"Oh what a difference one election and one year can make," Rosenberg shouted from the steps of the Capitol.

That difference was not lost on Tim Stanley, the executive director of the National Abortion and Reproductive Rights Action League's state affiliate. At a separate news conference, he acknowledged the shift in the political climate.

"The opponents of choice have tremendous power. They sit in court houses and on hospital boards. They run medical schools. And now, as of Saturday noon, they control all three branches of the federal government as well as both bodies of the Minnesota Legislature," he said.

NARAL is joining other abortion-rights groups to launch a media campaign in support of reproductive rights.

Pat Sandin, of the Midwest Health Center for Women, says the target audience is 18 to 25 year old women - women who hadn't been born when the landmark Roe v. Wade decision was handed down.

Sandin says younger generations might not appreciate how difficult it was to secure that Constitutional protection.

"While this is an educational piece, we hope to carry it a little bit forward and say, 'You have got to get out there and vote. You have got to become politically active and let people know that you are going to stand up for this choice and that you're not going to let it erode,'" Sandin said.

Tim Stanley, the executive director of the National Abortion and Reproductive Rights Action League's Minnesota affiliate acknowledged the shift in the political climate in Minnesota and nationwide that could lead to more restrictions on abortion.

(MPR Photo/Michael Khoo)
But the abortion foes clearly feel the momentum is on their side. Lawmakers are also contemplating a ban on certain late-term abortions known by opponents as partial-birth abortion.

Julie Finn travelled from Wayzata to attend the MCCL rally. She says the partial-birth procedure could be a springboard for other restrictions.

"Partial-birth abortion, as horrible as it is, has let the ordinary American person, who's maybe not looking into this, say, 'That's infanticide and I don't go for that.' I think that has made a difference," Finn said.

MCCL lobbyist Gail Jude told the crowd she's asking for state funding to be cut off from groups that offer abortion services or referrals, perhaps through a state constitutional amendment; and a re-introduction of the so-called Women's Right to Know Bill. That measure sets up a waiting period during which time a woman seeking the procedure must review information on health risks and alternatives.

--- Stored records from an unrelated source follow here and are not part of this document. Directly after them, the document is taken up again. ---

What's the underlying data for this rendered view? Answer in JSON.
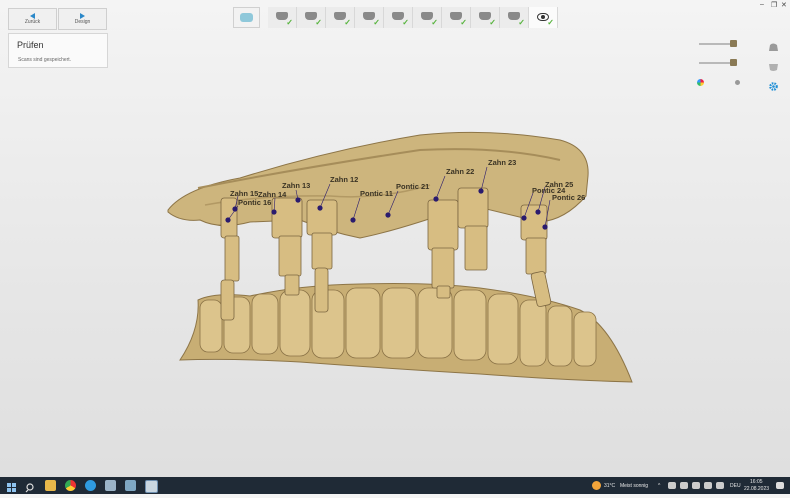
{
  "top_buttons": [
    {
      "label": "Zurück"
    },
    {
      "label": "Design"
    }
  ],
  "step_panel": {
    "title": "Prüfen",
    "status": "Scans sind gespeichert."
  },
  "toolbar": {
    "tools": [
      {
        "icon": "upper-jaw-scan-icon",
        "done": true
      },
      {
        "icon": "lower-jaw-scan-icon",
        "done": true
      },
      {
        "icon": "bite-scan-icon",
        "done": true
      },
      {
        "icon": "scanbody-icon",
        "done": true
      },
      {
        "icon": "scanbody-icon",
        "done": true
      },
      {
        "icon": "scanbody-icon",
        "done": true
      },
      {
        "icon": "scanbody-icon",
        "done": true
      },
      {
        "icon": "scanbody-icon",
        "done": true
      },
      {
        "icon": "scanbody-icon",
        "done": true
      },
      {
        "icon": "eye-icon",
        "done": true,
        "active": true
      }
    ],
    "check": "✓"
  },
  "window_controls": {
    "minimize": "–",
    "restore": "❐",
    "close": "✕"
  },
  "tooth_labels": [
    "Zahn 15",
    "Pontic 16",
    "Zahn 14",
    "Zahn 13",
    "Zahn 12",
    "Pontic 11",
    "Pontic 21",
    "Zahn 22",
    "Zahn 23",
    "Zahn 25",
    "Pontic 24",
    "Pontic 26"
  ],
  "taskbar": {
    "weather": {
      "temp": "31°C",
      "condition": "Meist sonnig"
    },
    "language": "DEU",
    "time": "16:05",
    "date": "22.08.2023"
  },
  "colors": {
    "model": "#c9b27a",
    "model_dark": "#9c8453",
    "marker": "#2a1b6e",
    "accent": "#1f8fd6",
    "check": "#55b33b"
  }
}
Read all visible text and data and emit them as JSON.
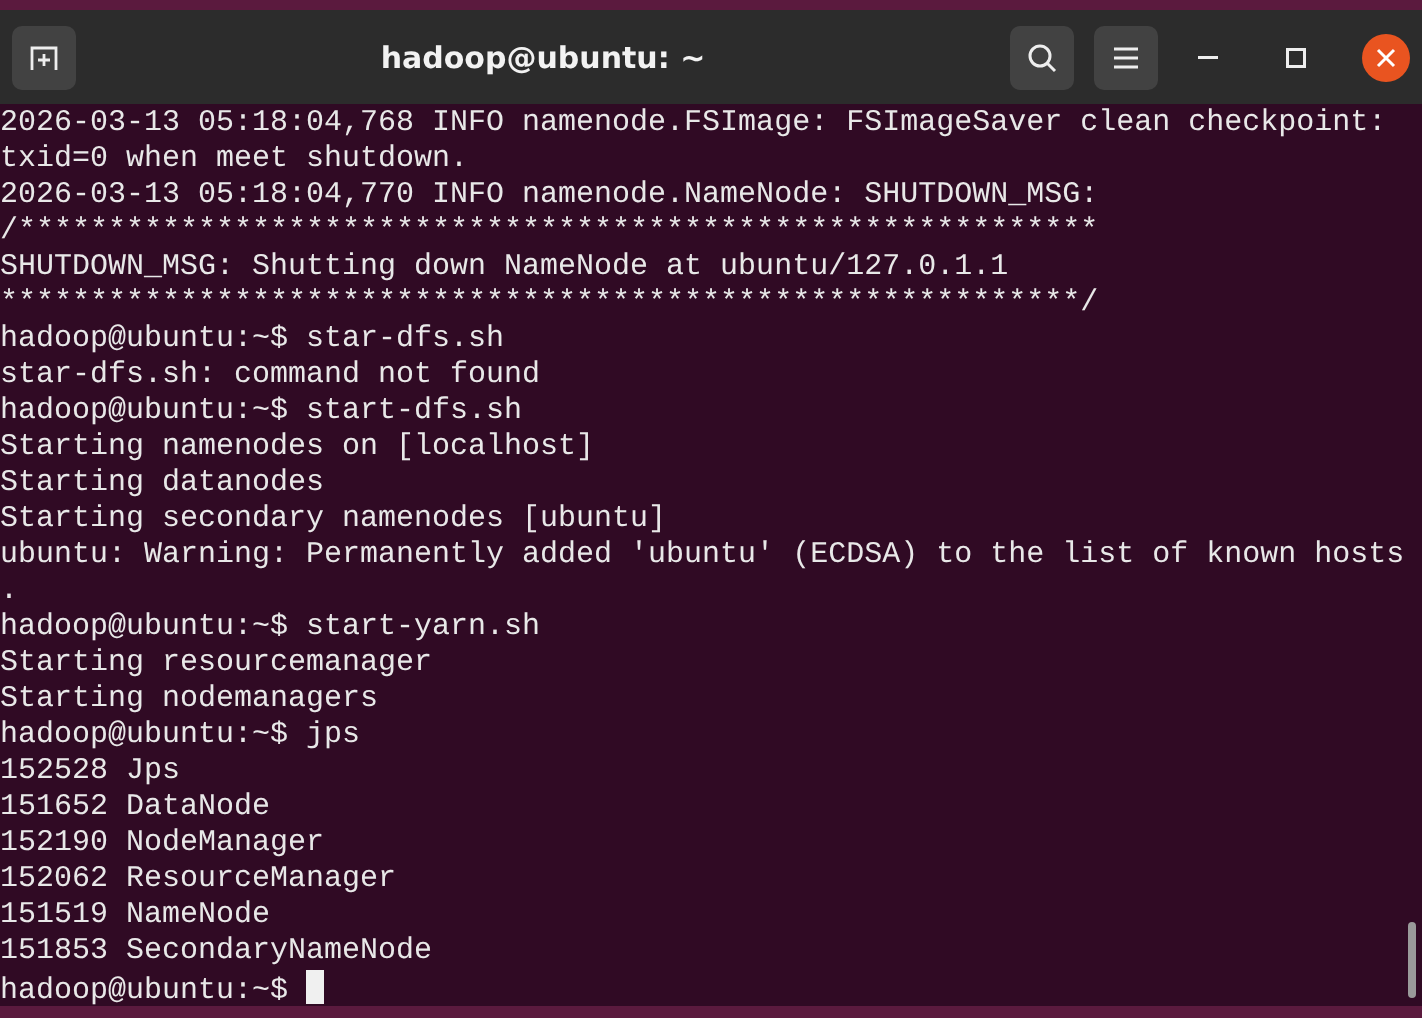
{
  "window": {
    "title": "hadoop@ubuntu: ~"
  },
  "terminal": {
    "lines": [
      "2026-03-13 05:18:04,768 INFO namenode.FSImage: FSImageSaver clean checkpoint:",
      "txid=0 when meet shutdown.",
      "2026-03-13 05:18:04,770 INFO namenode.NameNode: SHUTDOWN_MSG:",
      "/************************************************************",
      "SHUTDOWN_MSG: Shutting down NameNode at ubuntu/127.0.1.1",
      "************************************************************/",
      "hadoop@ubuntu:~$ star-dfs.sh",
      "star-dfs.sh: command not found",
      "hadoop@ubuntu:~$ start-dfs.sh",
      "Starting namenodes on [localhost]",
      "Starting datanodes",
      "Starting secondary namenodes [ubuntu]",
      "ubuntu: Warning: Permanently added 'ubuntu' (ECDSA) to the list of known hosts",
      ".",
      "hadoop@ubuntu:~$ start-yarn.sh",
      "Starting resourcemanager",
      "Starting nodemanagers",
      "hadoop@ubuntu:~$ jps",
      "152528 Jps",
      "151652 DataNode",
      "152190 NodeManager",
      "152062 ResourceManager",
      "151519 NameNode",
      "151853 SecondaryNameNode",
      "hadoop@ubuntu:~$ "
    ],
    "cursor": true
  }
}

A Right to Know bill passed the Legislature last year, but was vetoed by Gov. Jesse Ventura. An amendment to prohibit state funds from going to groups like Planned Parenthood would bypass the governor's desk and, if passed by the Legislature, appear on the 2002 ballot for voter approval. But sponsors of the legislation acknowledge they'll have a hard time maneuvering the proposal through the Senate committee structure, where Senate Majority Leader - and abortion rights supporter - Roger Moe wields considerable influence.

Michael Khoo covers politics for Minnesota Public Radio. Reach him via e-mail at